Jess, a grad student in J's lab, passed her preliminary exams (CONGRATULATIONS AGAIN JESS!) yesterday and to celebrate we dropped by her house with wine and champagne and snacks and shot glasses because she had some tequila from Mexico - the good stuff - and had decided that this was as appropriate a reason as any to imbibe. So we drank and told stories. People came and left and after a while we did our first shot which was incredibly smooth and delicious, enough to cause us all to say, "My God that is delicious tequila," which is never what anyone says after taking a tequila shot, never, so we knew it was special. Then the conversation turned, as it always somehow does, to the best methods for maintaining one's bikini area or, in other words, waxing your coochie, as I so gracefully put it after our second shot of tequila when I shouted, "I'm going to wax my coochie!" I thought I wasn't all that affected by the few beers and tequila I'd had but looking back on the night I guess it's fair to say, based on the evidence, that two tequila shots still do it for me, the other piece of evidence being that I put a small wind-up rubber penis between my breasts and let it hammer away.
There is a certain wonder that accompanies even the mention of Hair Removal in That Area. For our New Year's Party, 2004, we placed poster board around the walls of the bay house so that guests could pen their resolutions for the new year. When we stumbled, bleary-eyed with madly aching heads to view the outcome the next day one item caught our eyes immediately amongst the 100 or so resolutions so drunkenly recorded, and we let loose loud rounds of laughter. The resolution stated, simply, "Shave my cha cha everyday." We'll never know who she was, or if she has, but I will always admire the dedication with which she made such a promise.
When I was in the ninth grade and hadn't yet learned about the difference plucking my eyebrows could make, much less manicuring the privates which were so very embarrassingly, very, very private, I attended a study hall session in the afternoons with my friends Matt and Andrew and my then-boyfriend Steve. Because we were 14 or so and the study hall proctor probably wouldn't have cared if we'd stripped naked and played doctor, the four of us would turn our desks to face one another and pass notes. We passed notes every study hall session we had together and inevitably, one day, the topic turned to - you guessed it - shaved genitals, or "S.G." as we so artfully dubbed it, our dirty little discussion that went on right under the teacher's nose. Did we know the first thing about S'ing our G's? Did we even know much about G's in general? No. But we could pass notes like nobody's business regarding the elusive practice and if I remember correctly there were also a few mentions of gays and baseball.

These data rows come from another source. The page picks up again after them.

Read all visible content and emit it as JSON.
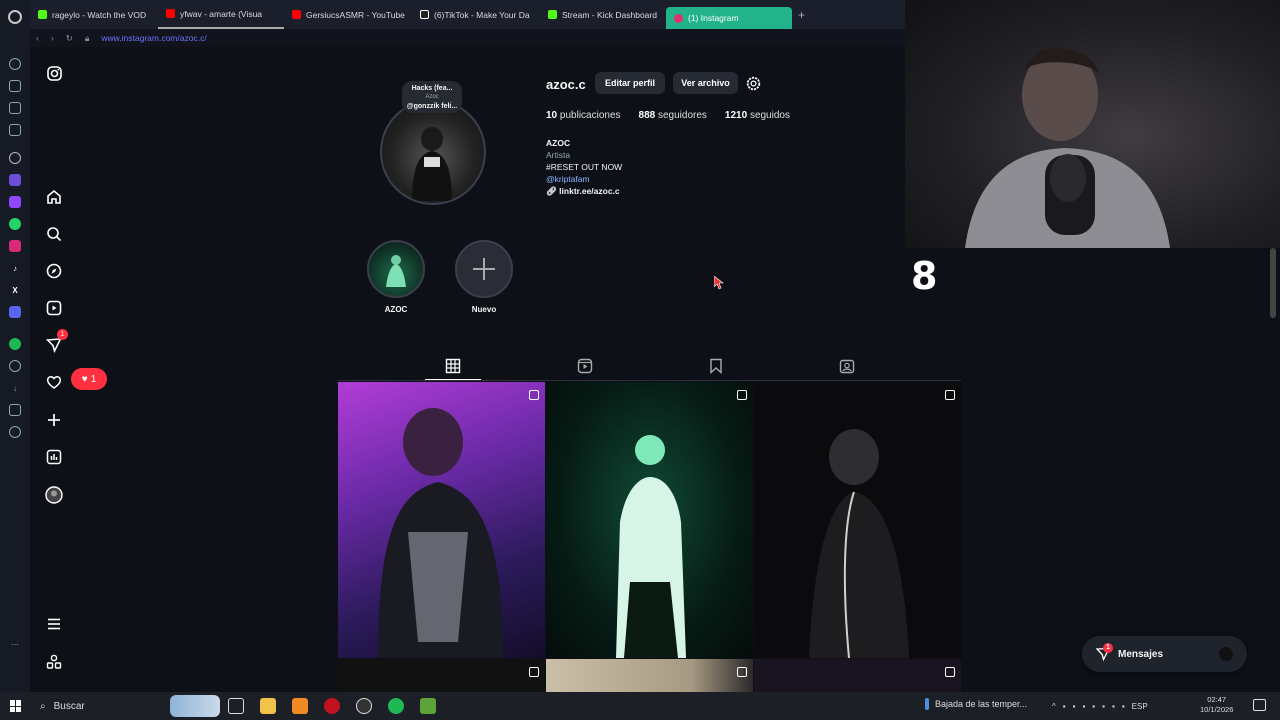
{
  "browser": {
    "tabs": [
      {
        "label": "rageylo - Watch the VOD",
        "color": "#53fc18"
      },
      {
        "label": "yfwav - amarte (Visua",
        "color": "#ff0000"
      },
      {
        "label": "GersiucsASMR - YouTube",
        "color": "#ff0000"
      },
      {
        "label": "(6)TikTok - Make Your Da",
        "color": "#ffffff"
      },
      {
        "label": "Stream - Kick Dashboard",
        "color": "#53fc18"
      },
      {
        "label": "(1) Instagram",
        "color": "#e1306c"
      }
    ],
    "new_tab": "+",
    "url": "www.instagram.com/azoc.c/"
  },
  "instagram": {
    "profile": {
      "username": "azoc.c",
      "edit_button": "Editar perfil",
      "archive_button": "Ver archivo",
      "stats": {
        "posts_count": "10",
        "posts_label": "publicaciones",
        "followers_count": "888",
        "followers_label": "seguidores",
        "following_count": "1210",
        "following_label": "seguidos"
      },
      "bio": {
        "name": "AZOC",
        "category": "Artista",
        "line": "#RESET OUT NOW",
        "mention": "@kriptafam",
        "link": "linktr.ee/azoc.c"
      },
      "note": {
        "title": "Hacks (fea...",
        "artist": "Azoc",
        "handle": "@gonzzik feli..."
      }
    },
    "highlights": [
      {
        "label": "AZOC"
      },
      {
        "label": "Nuevo"
      }
    ],
    "notifications_badge": "1",
    "likes_badge": "1",
    "messages_label": "Mensajes",
    "messages_badge": "1"
  },
  "overlay": {
    "counter": "8"
  },
  "taskbar": {
    "search_label": "Buscar",
    "weather": "Bajada de las temper...",
    "lang": "ESP",
    "time": "02:47",
    "date": "10/1/2026"
  }
}
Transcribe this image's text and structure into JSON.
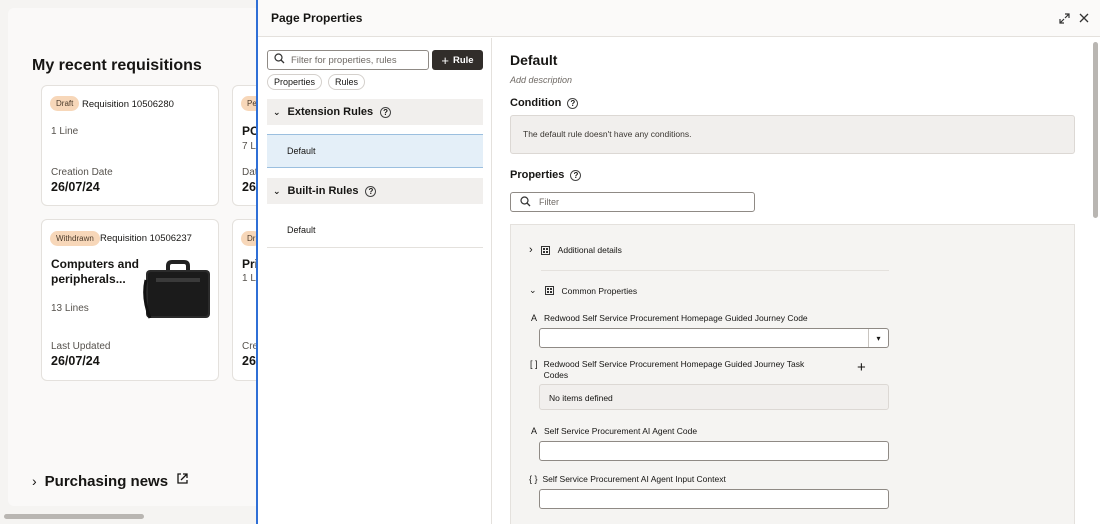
{
  "background": {
    "title": "My recent requisitions",
    "cards": [
      {
        "badge": "Draft",
        "number": "Requisition 10506280",
        "lines": "1 Line",
        "date_label": "Creation Date",
        "date": "26/07/24"
      },
      {
        "badge": "Pe",
        "name": "PO",
        "lines": "7 Li",
        "date_label": "Dat",
        "date": "26"
      },
      {
        "badge": "Withdrawn",
        "number": "Requisition 10506237",
        "name": "Computers and peripherals...",
        "lines": "13 Lines",
        "date_label": "Last Updated",
        "date": "26/07/24"
      },
      {
        "badge": "Dr",
        "name": "Pri",
        "lines": "1 Li",
        "date_label": "Cre",
        "date": "26"
      }
    ],
    "news": "Purchasing news"
  },
  "panel": {
    "title": "Page Properties",
    "filter_placeholder": "Filter for properties, rules",
    "rule_button": "Rule",
    "chips": [
      "Properties",
      "Rules"
    ],
    "sections": [
      {
        "title": "Extension Rules",
        "items": [
          "Default"
        ]
      },
      {
        "title": "Built-in Rules",
        "items": [
          "Default"
        ]
      }
    ],
    "detail": {
      "title": "Default",
      "description": "Add description",
      "condition_label": "Condition",
      "condition_text": "The default rule doesn't have any conditions.",
      "properties_label": "Properties",
      "properties_filter": "Filter",
      "groups": [
        "Additional details",
        "Common Properties"
      ],
      "fields": [
        {
          "icon": "A",
          "label": "Redwood Self Service Procurement Homepage Guided Journey Code"
        },
        {
          "icon": "[ ]",
          "label": "Redwood Self Service Procurement Homepage Guided Journey Task Codes",
          "empty": "No items defined"
        },
        {
          "icon": "A",
          "label": "Self Service Procurement AI Agent Code"
        },
        {
          "icon": "{ }",
          "label": "Self Service Procurement AI Agent Input Context"
        }
      ]
    }
  }
}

That particular discussion only lasted one day - our normal note-passing was very innocent. Matt quoted Jefferson Airplane, Andrew asked which girls in our class he should pursue and Steve would tell me my hair looked nice - but one day was all it took. The boys took the notes to lunch, probably to flaunt their extensive knowledge of S.G. ("See? I've written all about sex and genitals and gays right here.") and left the crumpled sheets of notebook paper that contained our names - our names for Christ's sake! - there on the lunch table where Mr. Barbee, the dean, and to make matters worse, Matt's dad, picked them up.
He invited us into his office and inflicted the worst possible punishment, ever, upon us. He made copies of our insightful comments and told us we were to have them signed by our parents and brought back to him the following day. Our crime? Not what we wrote about, he said, but the fact that we were writing notes during study hall at all. We should have been studying. But I've always had just the tiniest notion that the content, just maybe, had everything to do with our getting in trouble.
I found out the next day that Andrew and Steve had brilliantly taken home the two pages of notes dedicated to discussing baseball, and maybe one mention of gay people. Their parents had looked over the fairly innocent commentary, told them they should have been studying, and signed away. I'd taken home all four pages. While my father laughed to himself my mother flipped from page to page over and over again shaking her head saying, "Cara, I don't think you even know what some of this means."